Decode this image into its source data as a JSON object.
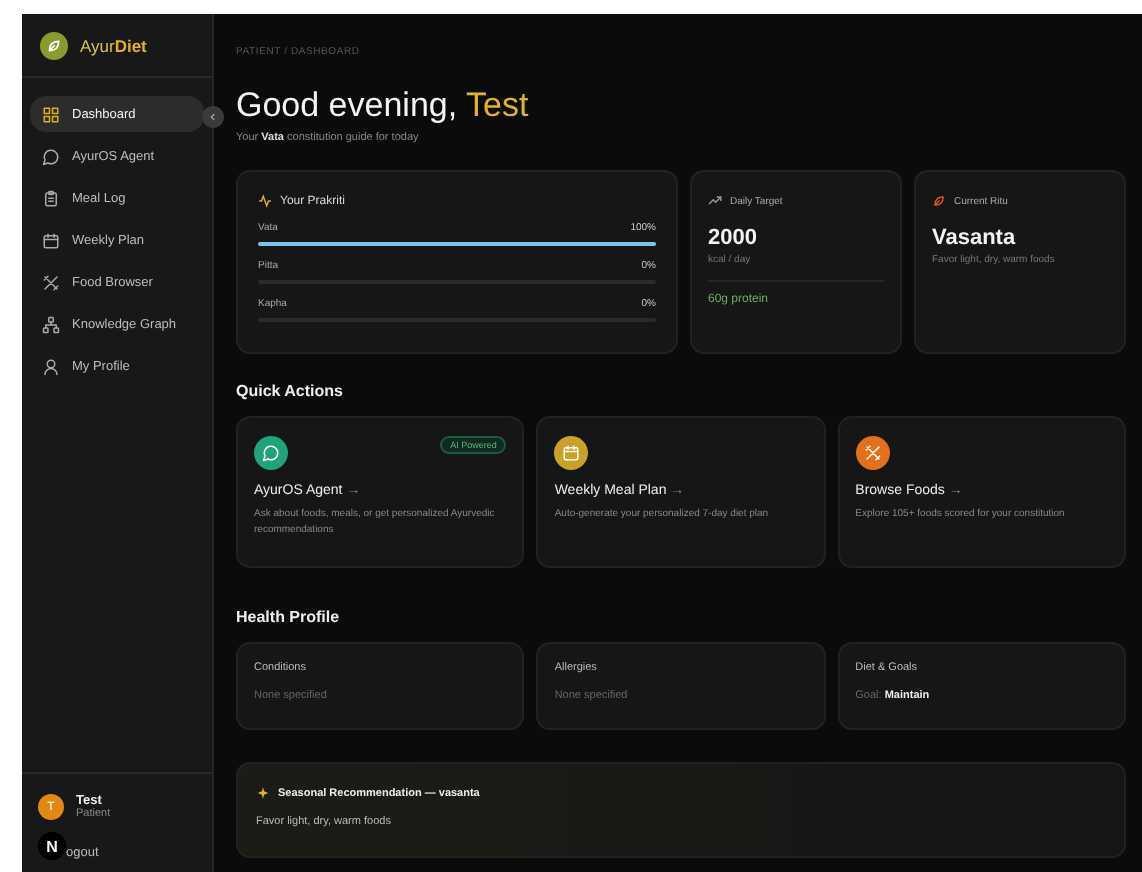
{
  "sidebar": {
    "logo": {
      "prefix": "Ayur",
      "accent": "Diet"
    },
    "items": [
      {
        "label": "Dashboard",
        "kind": "grid",
        "selected": true
      },
      {
        "label": "AyurOS Agent",
        "kind": "chat",
        "selected": false
      },
      {
        "label": "Meal Log",
        "kind": "clipboard",
        "selected": false
      },
      {
        "label": "Weekly Plan",
        "kind": "calendar",
        "selected": false
      },
      {
        "label": "Food Browser",
        "kind": "utensils",
        "selected": false
      },
      {
        "label": "Knowledge Graph",
        "kind": "network",
        "selected": false
      },
      {
        "label": "My Profile",
        "kind": "person",
        "selected": false
      }
    ],
    "user": {
      "initial": "T",
      "name": "Test",
      "role": "Patient"
    },
    "logout": "ogout",
    "dev_badge": "N"
  },
  "breadcrumb": "PATIENT / DASHBOARD",
  "greeting": "Good evening,",
  "user_name": "Test",
  "subtitle": "Your **Vata** constitution guide for today",
  "prakriti": {
    "title": "Your Prakriti",
    "doshas": [
      {
        "name": "Vata",
        "reading": "100%",
        "level": 1
      },
      {
        "name": "Pitta",
        "reading": "0%",
        "level": 0
      },
      {
        "name": "Kapha",
        "reading": "0%",
        "level": 0
      }
    ]
  },
  "daily_target": {
    "title": "Daily Target",
    "value": "2000",
    "unit": "kcal / day",
    "protein": "60g protein"
  },
  "current_ritu": {
    "title": "Current Ritu",
    "value": "Vasanta",
    "note": "Favor light, dry, warm foods"
  },
  "quick_actions": {
    "title": "Quick Actions",
    "items": [
      {
        "kind": "chat",
        "title": "AyurOS Agent",
        "arrow": "→",
        "description": "Ask about foods, meals, or get personalized Ayurvedic recommendations",
        "badge": "AI Powered",
        "color": "#1ea37a"
      },
      {
        "kind": "calendar",
        "title": "Weekly Meal Plan",
        "arrow": "→",
        "description": "Auto-generate your personalized 7-day diet plan",
        "color": "#c9a227"
      },
      {
        "kind": "utensils",
        "title": "Browse Foods",
        "arrow": "→",
        "description": "Explore 105+ foods scored for your constitution",
        "color": "#e3701c"
      }
    ]
  },
  "health_profile": {
    "title": "Health Profile",
    "cards": [
      {
        "kind": "plain",
        "title": "Conditions",
        "value": "None specified"
      },
      {
        "kind": "plain",
        "title": "Allergies",
        "value": "None specified"
      },
      {
        "kind": "goal",
        "title": "Diet & Goals",
        "label": "Goal:",
        "value": "Maintain"
      }
    ]
  },
  "seasonal": {
    "title": "Seasonal Recommendation — vasanta",
    "text": "Favor light, dry, warm foods"
  }
}
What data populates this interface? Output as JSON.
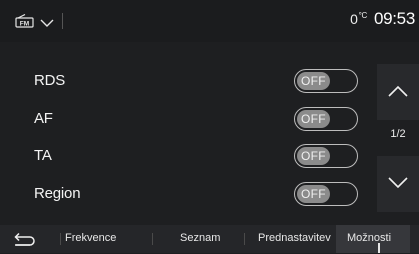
{
  "status": {
    "source_label": "FM",
    "temperature_value": "0",
    "temperature_unit": "°C",
    "time": "09:53"
  },
  "settings": {
    "rows": [
      {
        "label": "RDS",
        "state": "OFF"
      },
      {
        "label": "AF",
        "state": "OFF"
      },
      {
        "label": "TA",
        "state": "OFF"
      },
      {
        "label": "Region",
        "state": "OFF"
      }
    ]
  },
  "pager": {
    "indicator": "1/2"
  },
  "tabs": {
    "items": [
      {
        "label": "Frekvence"
      },
      {
        "label": "Seznam"
      },
      {
        "label": "Prednastavitev"
      },
      {
        "label": "Možnosti"
      }
    ],
    "active_index": 3
  },
  "icons": {
    "source": "radio-fm-icon",
    "source_menu": "chevron-down-icon",
    "scroll_up": "chevron-up-icon",
    "scroll_down": "chevron-down-icon",
    "back": "back-arrow-icon"
  },
  "colors": {
    "background": "#1e1f21",
    "toggle_off_knob": "#8b8b8b",
    "active_tab": "#36373b"
  }
}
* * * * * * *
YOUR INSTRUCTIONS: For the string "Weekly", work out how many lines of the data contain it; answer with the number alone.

EXERCISE ANSWER: 2